Treasures saved from Taleban vandals

By Norman Hammond, The Times Archaeology Correspondent, May 16, 2005

Kabul, Afghanistan -- MANY of the treasures from the Kabul Museum, thought to have been looted or destroyed during Taleban rule in Afghanistan, have been found unharmed. Museum staff had carefully packed and hidden them before the Taleban takeover in 1996, and remained silent about their fate as speculation and rumour blossomed.

Among the spectacular objects recently displayed to Afghan and foreign officials are the Begram Ivories, a series of delicately carved panels and figures in Indian style, found in an ancient city at the foot of the Hindu Kush by French excavators before the Second World War. The site now lies under Bagram air base, expanded after the American invasion.

The Begram treasure also includes fragile coloured-glass vessels imported from the Mediterranean, and plaster roundels depicting Classical Greek deities: Afghanistan was a crossroads of cultures, and Begram's strategic position made it the key to trade across the Hindu Kush between the Oxus and Indus drainages. Other miraculous survivals include many of the Buddhist stucco figures from Hadda, a monastery complex near Jalalabad, and the painted clay sculptures of nearby Fondukistan.

Dr Fred Hiebert, a specialist in Central Asian archaeology with the National Geographic Society, was present when the resurrected treasures were unpacked a few weeks ago: in a lecture at Boston University in Massachusetts he explained how the Afghan "keyholders" of the Kabul Museum had packed the objects and hidden them.

The most famous collection, the "Golden Hoard of Bactria" from Tillya-tepe in the Oxus valley, dating to the first century AD and one of the largest finds of ancient goldwork ever found, was already known to lie in the vaults of the Presidential Palace in Kabul.

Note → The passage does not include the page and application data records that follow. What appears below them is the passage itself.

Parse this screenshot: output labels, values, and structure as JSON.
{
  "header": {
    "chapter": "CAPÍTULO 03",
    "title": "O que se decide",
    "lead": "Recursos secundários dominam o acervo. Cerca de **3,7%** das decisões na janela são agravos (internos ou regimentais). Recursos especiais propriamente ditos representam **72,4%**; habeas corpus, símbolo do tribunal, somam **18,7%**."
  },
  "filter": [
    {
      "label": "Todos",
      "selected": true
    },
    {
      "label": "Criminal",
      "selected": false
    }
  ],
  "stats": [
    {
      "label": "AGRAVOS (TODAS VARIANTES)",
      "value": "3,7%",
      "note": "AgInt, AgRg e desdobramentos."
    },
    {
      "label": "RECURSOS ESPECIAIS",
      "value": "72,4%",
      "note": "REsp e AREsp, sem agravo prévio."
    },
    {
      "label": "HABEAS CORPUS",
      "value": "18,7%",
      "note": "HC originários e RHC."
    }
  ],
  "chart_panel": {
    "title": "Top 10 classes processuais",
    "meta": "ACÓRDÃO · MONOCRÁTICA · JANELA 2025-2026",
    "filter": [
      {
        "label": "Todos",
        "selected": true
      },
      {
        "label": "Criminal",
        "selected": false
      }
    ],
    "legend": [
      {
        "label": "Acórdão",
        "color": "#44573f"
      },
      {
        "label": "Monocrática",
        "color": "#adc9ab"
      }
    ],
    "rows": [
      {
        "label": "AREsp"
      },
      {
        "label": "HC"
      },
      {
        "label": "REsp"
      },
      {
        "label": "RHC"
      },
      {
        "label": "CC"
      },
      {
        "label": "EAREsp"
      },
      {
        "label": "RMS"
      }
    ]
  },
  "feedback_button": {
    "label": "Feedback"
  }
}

It had been hidden when the Russians invaded a quarter of a century ago, and was found safely there last year: the locked vaults had defeated all efforts to open them.

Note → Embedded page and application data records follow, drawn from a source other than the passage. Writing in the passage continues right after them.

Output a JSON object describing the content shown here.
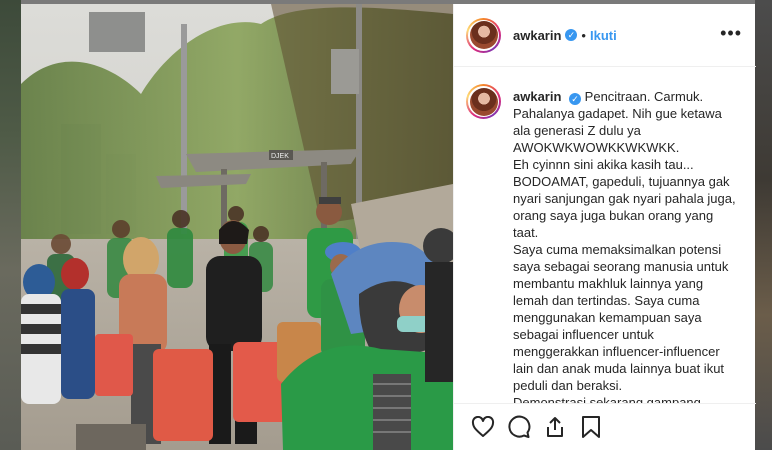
{
  "post": {
    "username": "awkarin",
    "verified_mark": "✓",
    "separator": "•",
    "follow_label": "Ikuti",
    "more_label": "•••",
    "caption_username": "awkarin",
    "caption_paragraphs": [
      "Pencitraan. Carmuk. Pahalanya gadapet. Nih gue ketawa ala generasi Z dulu ya AWOKWKWOWKKWKWKK.",
      "Eh cyinnn sini akika kasih tau... BODOAMAT, gapeduli, tujuannya gak nyari sanjungan gak nyari pahala juga, orang saya juga bukan orang yang taat.",
      "Saya cuma memaksimalkan potensi saya sebagai seorang manusia untuk membantu makhluk lainnya yang lemah dan tertindas. Saya cuma menggunakan kemampuan saya sebagai influencer untuk menggerakkan influencer-influencer lain dan anak muda lainnya buat ikut peduli dan beraksi.",
      "Demonstrasi sekarang gampang"
    ]
  },
  "photo": {
    "shelter_sign": "DJEK"
  },
  "actions": {
    "like_icon": "heart-icon",
    "comment_icon": "comment-icon",
    "share_icon": "share-icon",
    "save_icon": "bookmark-icon"
  },
  "colors": {
    "accent": "#3897f0",
    "text": "#262626",
    "border": "#efefef"
  }
}
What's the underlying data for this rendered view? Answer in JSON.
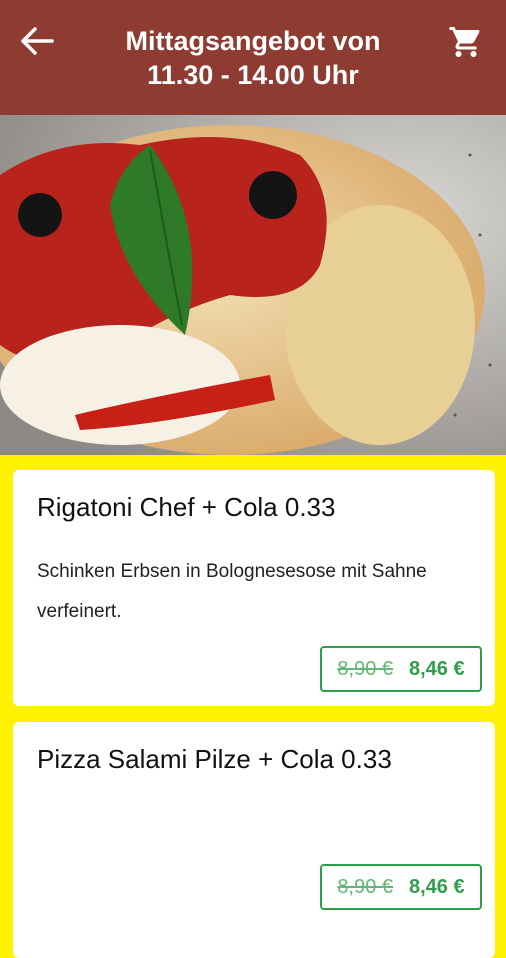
{
  "header": {
    "title": "Mittagsangebot von\n11.30 - 14.00 Uhr",
    "back_icon": "arrow-left-icon",
    "cart_icon": "shopping-cart-icon"
  },
  "hero": {
    "description": "pizza"
  },
  "colors": {
    "header": "#8E3B32",
    "background": "#FFF200",
    "price": "#2F9E4A"
  },
  "products": [
    {
      "name": "Rigatoni Chef + Cola 0.33",
      "description": "Schinken Erbsen in Bolognesesose mit Sahne verfeinert.",
      "old_price": "8,90 €",
      "new_price": "8,46 €"
    },
    {
      "name": "Pizza Salami Pilze + Cola 0.33",
      "description": "",
      "old_price": "8,90 €",
      "new_price": "8,46 €"
    }
  ]
}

It is the rest of the museum's display materials that have surprised the scholarly world by reappearing: persistent and credible rumours had placed many important pieces on the Pakistan antiquities market, especially in the bazaars of Peshawar, the city nearest the Khyber Pass and the Afghan frontier. Some were knowledgably stated to be on show in the homes of named Pakistani officials. All the rumours seem to have been wrong.

What was, sadly, destroyed was the museum archive, and the large sculptures that could not be easily moved from the building, which lies in a vulnerable suburb of Kabul. Harrowing tales of how Taleban officials smashed such notable sculptures as the Kushan statue from Surkh Kotal because it represented the human form, albeit only from the waist down and in long trousers, fuelled justifiable fears about the fate of the rest of the collections. There will be great relief at Dr Hiebert's revelations.